═════ Dataset content

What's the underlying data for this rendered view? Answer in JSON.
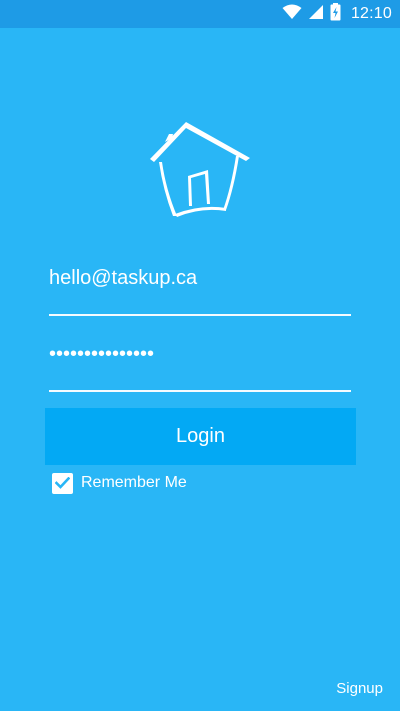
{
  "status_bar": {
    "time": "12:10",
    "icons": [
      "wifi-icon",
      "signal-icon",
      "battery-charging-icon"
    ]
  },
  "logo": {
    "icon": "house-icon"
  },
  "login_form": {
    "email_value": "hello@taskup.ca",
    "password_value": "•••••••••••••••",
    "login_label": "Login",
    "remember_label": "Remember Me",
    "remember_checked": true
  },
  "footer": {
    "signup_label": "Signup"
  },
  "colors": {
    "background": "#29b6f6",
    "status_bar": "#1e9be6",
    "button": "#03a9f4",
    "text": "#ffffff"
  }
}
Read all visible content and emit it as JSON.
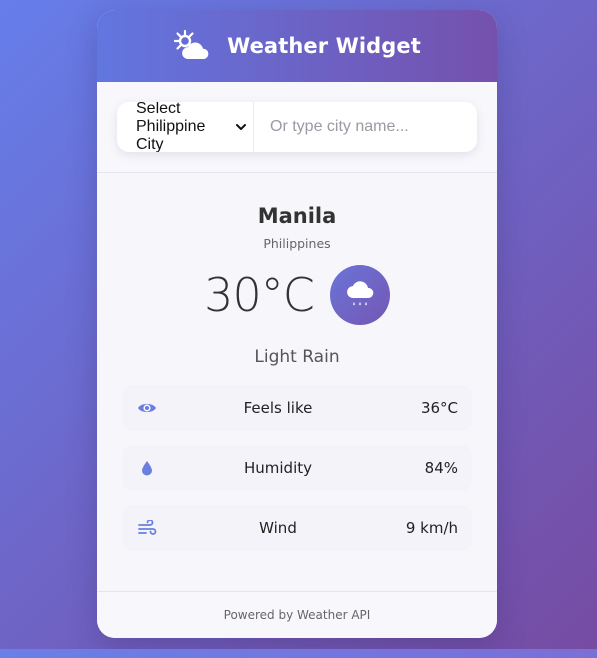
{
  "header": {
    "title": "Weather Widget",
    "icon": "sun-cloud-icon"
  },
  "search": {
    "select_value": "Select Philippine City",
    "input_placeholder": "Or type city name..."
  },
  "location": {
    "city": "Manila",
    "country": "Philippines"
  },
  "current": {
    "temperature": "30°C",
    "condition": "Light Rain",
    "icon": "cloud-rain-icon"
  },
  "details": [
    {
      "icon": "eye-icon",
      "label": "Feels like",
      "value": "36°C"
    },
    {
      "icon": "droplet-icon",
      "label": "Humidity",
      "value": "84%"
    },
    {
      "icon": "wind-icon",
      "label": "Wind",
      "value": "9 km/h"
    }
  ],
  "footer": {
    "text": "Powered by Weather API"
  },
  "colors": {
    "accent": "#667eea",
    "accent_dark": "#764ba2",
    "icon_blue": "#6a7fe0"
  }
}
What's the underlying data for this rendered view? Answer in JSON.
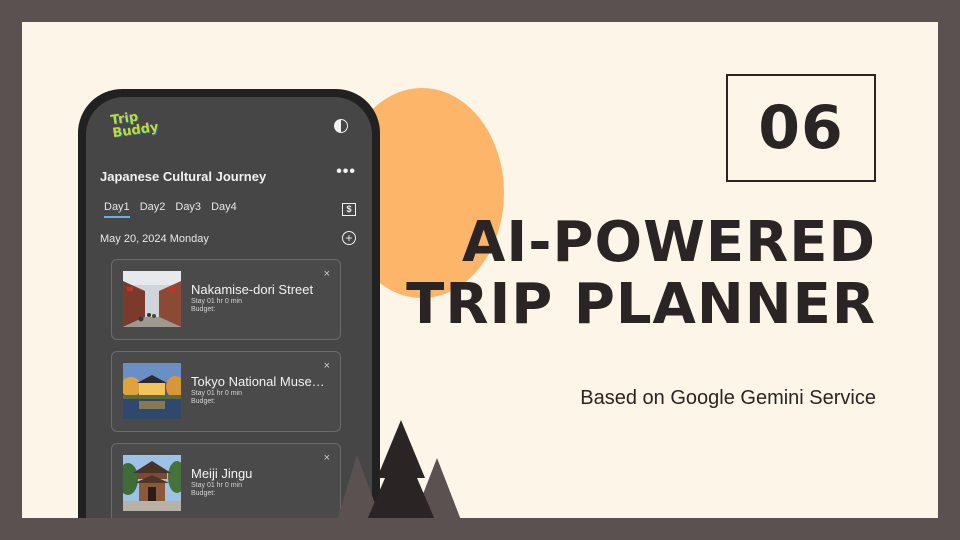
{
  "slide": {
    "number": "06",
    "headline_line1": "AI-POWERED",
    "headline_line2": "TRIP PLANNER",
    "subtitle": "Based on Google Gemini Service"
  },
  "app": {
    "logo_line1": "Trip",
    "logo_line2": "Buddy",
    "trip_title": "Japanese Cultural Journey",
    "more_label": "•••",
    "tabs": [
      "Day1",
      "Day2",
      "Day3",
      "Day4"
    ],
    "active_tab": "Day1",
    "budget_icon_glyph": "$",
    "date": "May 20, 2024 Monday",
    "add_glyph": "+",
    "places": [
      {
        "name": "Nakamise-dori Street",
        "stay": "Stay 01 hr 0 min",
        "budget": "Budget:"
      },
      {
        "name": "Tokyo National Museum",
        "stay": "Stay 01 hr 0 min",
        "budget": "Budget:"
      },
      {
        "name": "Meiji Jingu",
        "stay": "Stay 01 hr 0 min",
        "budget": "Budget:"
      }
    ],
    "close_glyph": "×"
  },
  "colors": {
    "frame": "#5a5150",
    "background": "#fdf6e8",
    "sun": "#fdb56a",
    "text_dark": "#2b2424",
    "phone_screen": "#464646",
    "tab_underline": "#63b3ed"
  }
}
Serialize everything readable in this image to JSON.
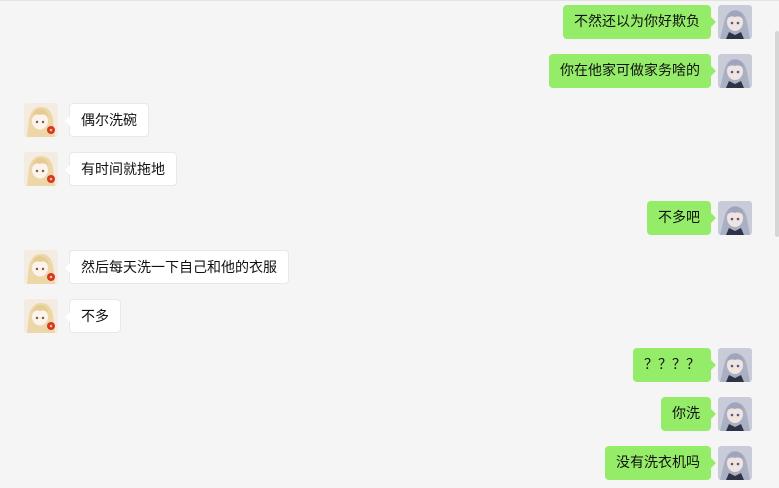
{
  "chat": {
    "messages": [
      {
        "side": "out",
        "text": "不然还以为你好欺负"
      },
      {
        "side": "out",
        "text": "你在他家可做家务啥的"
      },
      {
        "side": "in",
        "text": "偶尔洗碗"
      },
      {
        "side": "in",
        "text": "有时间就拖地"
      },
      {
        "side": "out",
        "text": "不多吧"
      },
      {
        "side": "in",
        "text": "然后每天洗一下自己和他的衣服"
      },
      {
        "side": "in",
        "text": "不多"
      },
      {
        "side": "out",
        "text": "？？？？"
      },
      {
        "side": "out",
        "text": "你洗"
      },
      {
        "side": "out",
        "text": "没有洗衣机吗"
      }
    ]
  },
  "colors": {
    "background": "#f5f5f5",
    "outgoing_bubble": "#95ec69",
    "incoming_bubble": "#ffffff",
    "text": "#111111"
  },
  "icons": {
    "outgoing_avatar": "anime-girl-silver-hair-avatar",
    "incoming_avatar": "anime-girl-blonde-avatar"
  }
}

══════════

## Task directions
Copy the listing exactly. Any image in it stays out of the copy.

## Response for this exercise
What's the underlying data for this rendered view? Answer in JSON.
{
  "status_bar": {
    "time": "12:10",
    "icons": [
      "wifi-icon",
      "signal-icon",
      "battery-charging-icon"
    ]
  },
  "logo": {
    "icon": "house-icon"
  },
  "login_form": {
    "email_value": "hello@taskup.ca",
    "password_value": "•••••••••••••••",
    "login_label": "Login",
    "remember_label": "Remember Me",
    "remember_checked": true
  },
  "footer": {
    "signup_label": "Signup"
  },
  "colors": {
    "background": "#29b6f6",
    "status_bar": "#1e9be6",
    "button": "#03a9f4",
    "text": "#ffffff"
  }
}
Read all visible content and emit it as JSON.
{
  "header": {
    "title": "Weather Widget",
    "icon": "sun-cloud-icon"
  },
  "search": {
    "select_value": "Select Philippine City",
    "input_placeholder": "Or type city name..."
  },
  "location": {
    "city": "Manila",
    "country": "Philippines"
  },
  "current": {
    "temperature": "30°C",
    "condition": "Light Rain",
    "icon": "cloud-rain-icon"
  },
  "details": [
    {
      "icon": "eye-icon",
      "label": "Feels like",
      "value": "36°C"
    },
    {
      "icon": "droplet-icon",
      "label": "Humidity",
      "value": "84%"
    },
    {
      "icon": "wind-icon",
      "label": "Wind",
      "value": "9 km/h"
    }
  ],
  "footer": {
    "text": "Powered by Weather API"
  },
  "colors": {
    "accent": "#667eea",
    "accent_dark": "#764ba2",
    "icon_blue": "#6a7fe0"
  }
}
What's the underlying data for this rendered view? Answer in JSON.
{
  "slide": {
    "number": "06",
    "headline_line1": "AI-POWERED",
    "headline_line2": "TRIP PLANNER",
    "subtitle": "Based on Google Gemini Service"
  },
  "app": {
    "logo_line1": "Trip",
    "logo_line2": "Buddy",
    "trip_title": "Japanese Cultural Journey",
    "more_label": "•••",
    "tabs": [
      "Day1",
      "Day2",
      "Day3",
      "Day4"
    ],
    "active_tab": "Day1",
    "budget_icon_glyph": "$",
    "date": "May 20, 2024 Monday",
    "add_glyph": "+",
    "places": [
      {
        "name": "Nakamise-dori Street",
        "stay": "Stay 01 hr 0 min",
        "budget": "Budget:"
      },
      {
        "name": "Tokyo National Museum",
        "stay": "Stay 01 hr 0 min",
        "budget": "Budget:"
      },
      {
        "name": "Meiji Jingu",
        "stay": "Stay 01 hr 0 min",
        "budget": "Budget:"
      }
    ],
    "close_glyph": "×"
  },
  "colors": {
    "frame": "#5a5150",
    "background": "#fdf6e8",
    "sun": "#fdb56a",
    "text_dark": "#2b2424",
    "phone_screen": "#464646",
    "tab_underline": "#63b3ed"
  }
}
Serialize everything readable in this image to JSON.
{
  "chat": {
    "messages": [
      {
        "side": "out",
        "text": "不然还以为你好欺负"
      },
      {
        "side": "out",
        "text": "你在他家可做家务啥的"
      },
      {
        "side": "in",
        "text": "偶尔洗碗"
      },
      {
        "side": "in",
        "text": "有时间就拖地"
      },
      {
        "side": "out",
        "text": "不多吧"
      },
      {
        "side": "in",
        "text": "然后每天洗一下自己和他的衣服"
      },
      {
        "side": "in",
        "text": "不多"
      },
      {
        "side": "out",
        "text": "？？？？"
      },
      {
        "side": "out",
        "text": "你洗"
      },
      {
        "side": "out",
        "text": "没有洗衣机吗"
      }
    ]
  },
  "colors": {
    "background": "#f5f5f5",
    "outgoing_bubble": "#95ec69",
    "incoming_bubble": "#ffffff",
    "text": "#111111"
  },
  "icons": {
    "outgoing_avatar": "anime-girl-silver-hair-avatar",
    "incoming_avatar": "anime-girl-blonde-avatar"
  }
}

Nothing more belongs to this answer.